## Information
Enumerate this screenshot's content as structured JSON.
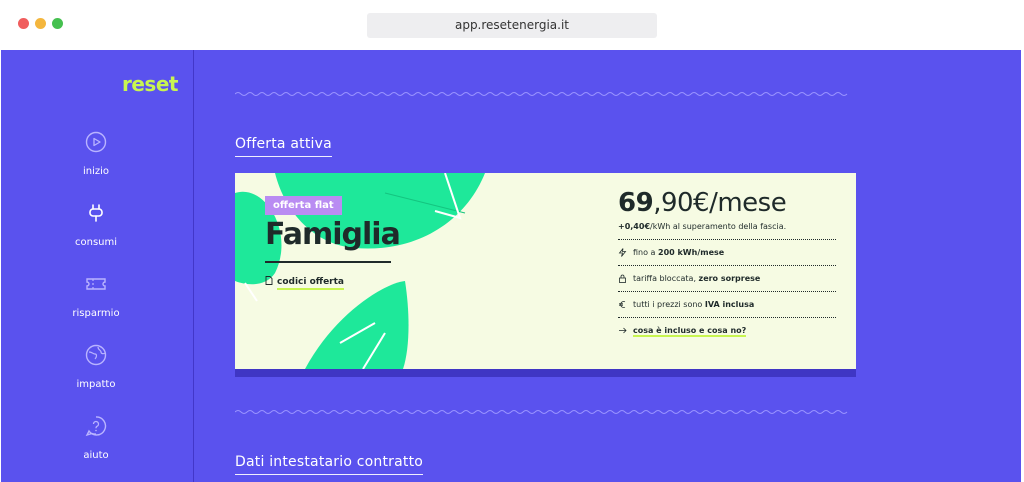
{
  "browser": {
    "url": "app.resetenergia.it"
  },
  "sidebar": {
    "logo": "reset",
    "items": [
      {
        "label": "inizio",
        "icon": "play-icon"
      },
      {
        "label": "consumi",
        "icon": "plug-icon"
      },
      {
        "label": "risparmio",
        "icon": "ticket-icon"
      },
      {
        "label": "impatto",
        "icon": "globe-icon"
      },
      {
        "label": "aiuto",
        "icon": "help-icon"
      }
    ]
  },
  "main": {
    "section1_title": "Offerta attiva",
    "section2_title": "Dati intestatario contratto",
    "offer": {
      "badge": "offerta flat",
      "name": "Famiglia",
      "codes_link": "codici offerta",
      "price_int": "69",
      "price_rest": ",90€/mese",
      "extra_bold": "+0,40€",
      "extra_rest": "/kWh al superamento della fascia.",
      "features": [
        {
          "icon": "bolt-icon",
          "text": "fino a ",
          "bold": "200 kWh/mese"
        },
        {
          "icon": "lock-icon",
          "text": "tariffa bloccata, ",
          "bold": "zero sorprese"
        },
        {
          "icon": "euro-icon",
          "text": "tutti i prezzi sono ",
          "bold": "IVA inclusa"
        }
      ],
      "included_link": "cosa è incluso e cosa no?"
    }
  },
  "colors": {
    "brand": "#5a52ee",
    "accent": "#c8f550",
    "badge": "#b98cf2",
    "leaf": "#1ee89a"
  }
}
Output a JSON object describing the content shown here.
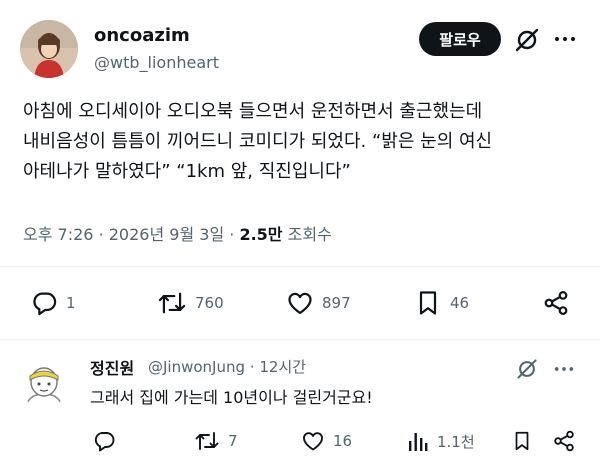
{
  "tweet": {
    "display_name": "oncoazim",
    "handle": "@wtb_lionheart",
    "follow_label": "팔로우",
    "text_lines": [
      "아침에 오디세이아 오디오북 들으면서 운전하면서 출근했는데",
      "내비음성이 틈틈이 끼어드니 코미디가 되었다. “밝은 눈의 여신",
      "아테나가 말하였다” “1km 앞, 직진입니다”"
    ],
    "time": "오후 7:26",
    "sep": "·",
    "date": "2026년 9월 3일",
    "views_count": "2.5만",
    "views_label": "조회수",
    "actions": {
      "replies": "1",
      "retweets": "760",
      "likes": "897",
      "bookmarks": "46"
    }
  },
  "reply": {
    "display_name": "정진원",
    "handle": "@JinwonJung",
    "sep": "·",
    "time": "12시간",
    "text": "그래서 집에 가는데 10년이나 걸린거군요!",
    "actions": {
      "retweets": "7",
      "likes": "16",
      "views": "1.1천"
    }
  },
  "icons": {
    "reply": "speech-bubble-icon",
    "retweet": "retweet-icon",
    "like": "heart-icon",
    "bookmark": "bookmark-icon",
    "share": "share-icon",
    "grok": "grok-icon",
    "more": "more-icon",
    "views": "bar-chart-icon"
  },
  "colors": {
    "text": "#0f1419",
    "secondary": "#536471",
    "follow_bg": "#0f1419",
    "divider": "#eff3f4"
  }
}
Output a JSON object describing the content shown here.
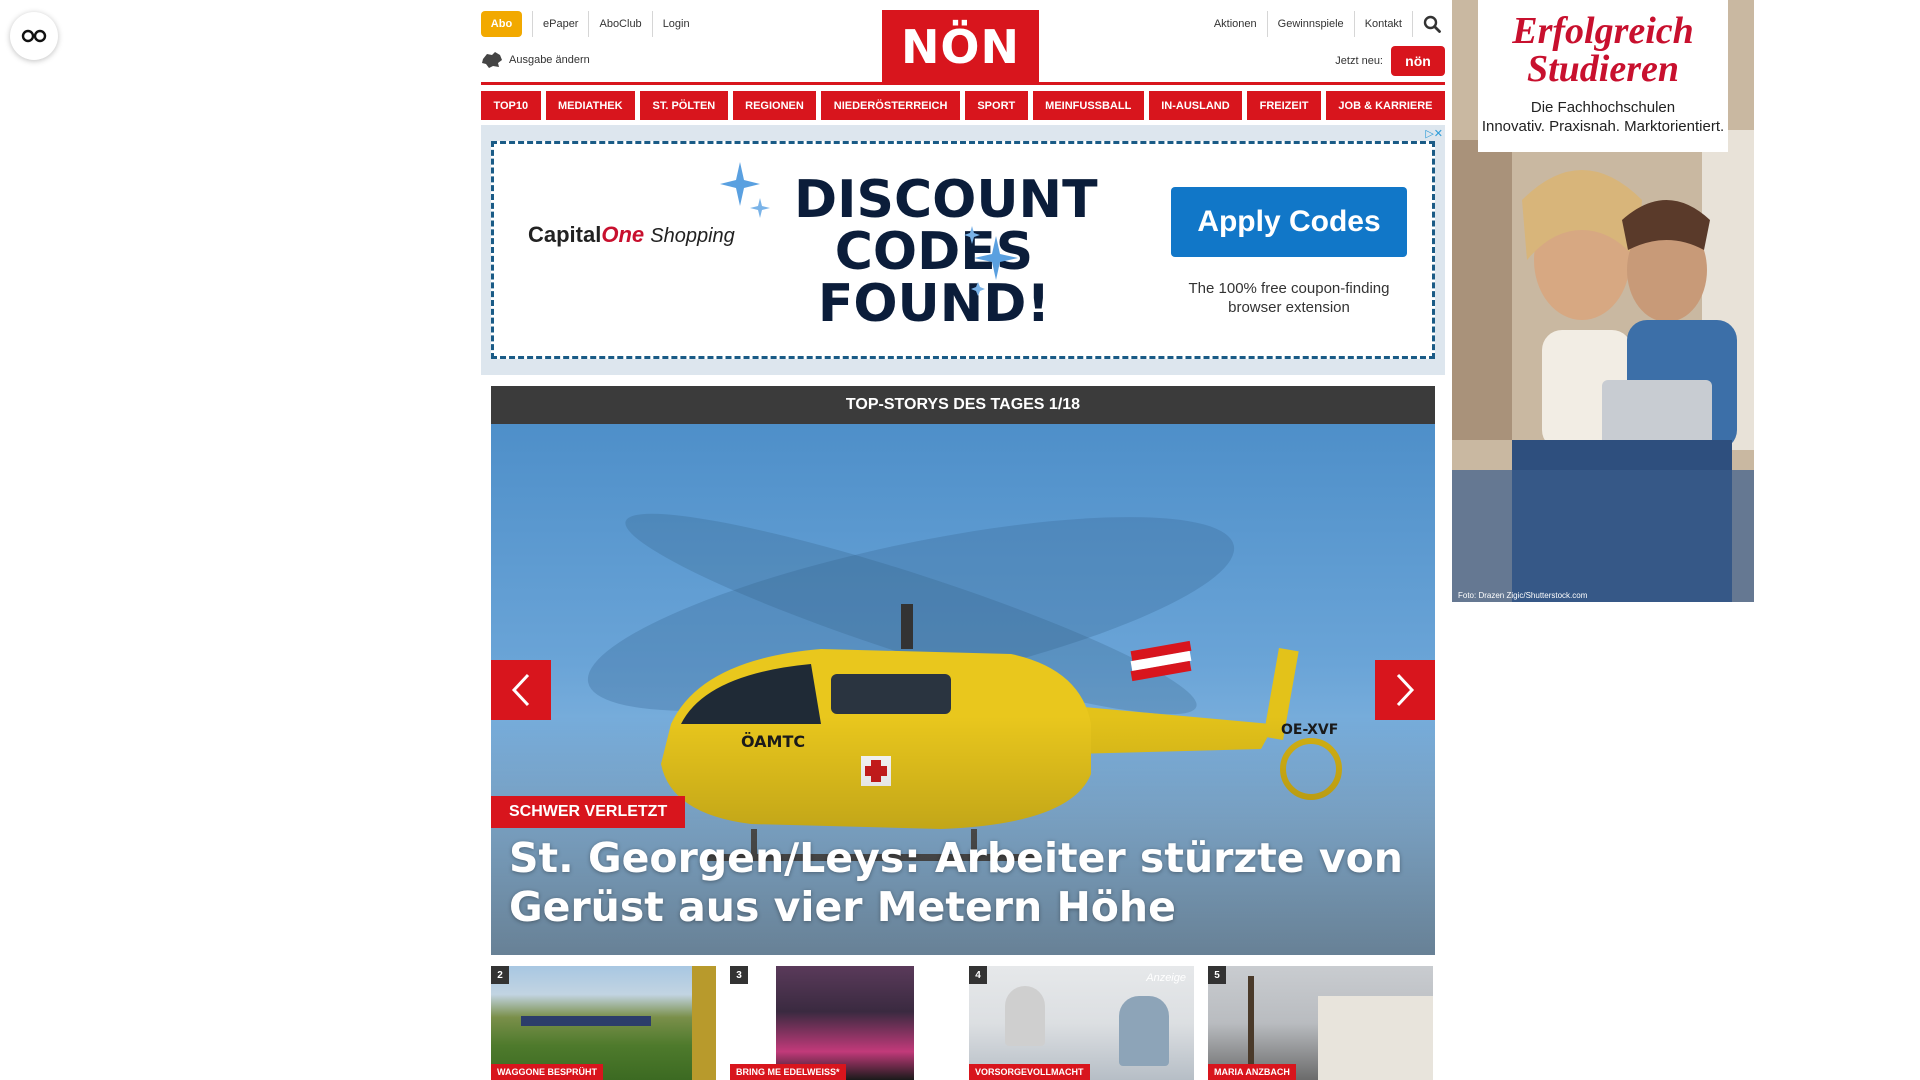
{
  "header": {
    "abo": "Abo",
    "top_links": [
      "ePaper",
      "AboClub",
      "Login"
    ],
    "ausgabe": "Ausgabe ändern",
    "logo": "NÖN",
    "right_links": [
      "Aktionen",
      "Gewinnspiele",
      "Kontakt"
    ],
    "jetzt_neu": "Jetzt neu:",
    "app_badge": "nön"
  },
  "nav": [
    "TOP10",
    "MEDIATHEK",
    "ST. PÖLTEN",
    "REGIONEN",
    "NIEDERÖSTERREICH",
    "SPORT",
    "MEINFUSSBALL",
    "IN-AUSLAND",
    "FREIZEIT",
    "JOB & KARRIERE"
  ],
  "top_ad": {
    "brand_capital": "Capital",
    "brand_one": "One",
    "brand_shopping": "Shopping",
    "headline_lines": [
      "DISCOUNT",
      "CODES",
      "FOUND!"
    ],
    "button": "Apply Codes",
    "subtext": "The 100% free coupon-finding browser extension"
  },
  "slider": {
    "header": "TOP-STORYS DES TAGES 1/18",
    "tag": "SCHWER VERLETZT",
    "headline": "St. Georgen/Leys: Arbeiter stürzte von Gerüst aus vier Metern Höhe",
    "heli_text": "ÖAMTC",
    "heli_reg": "OE-XVF"
  },
  "thumbs": [
    {
      "num": "2",
      "caption": "WAGGONE BESPRÜHT",
      "badge": ""
    },
    {
      "num": "3",
      "caption": "BRING ME EDELWEISS*",
      "badge": ""
    },
    {
      "num": "4",
      "caption": "VORSORGEVOLLMACHT",
      "badge": "Anzeige"
    },
    {
      "num": "5",
      "caption": "MARIA ANZBACH",
      "badge": ""
    }
  ],
  "side_ad": {
    "title_line1": "Erfolgreich",
    "title_line2": "Studieren",
    "sub_line1": "Die Fachhochschulen",
    "sub_line2": "Innovativ. Praxisnah. Marktorientiert.",
    "credit": "Foto: Drazen Zigic/Shutterstock.com"
  },
  "colors": {
    "brand_red": "#d8151d",
    "abo_yellow": "#f2a900",
    "apply_blue": "#1177c8"
  }
}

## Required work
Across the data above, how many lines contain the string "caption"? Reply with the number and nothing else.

## Worked solution
4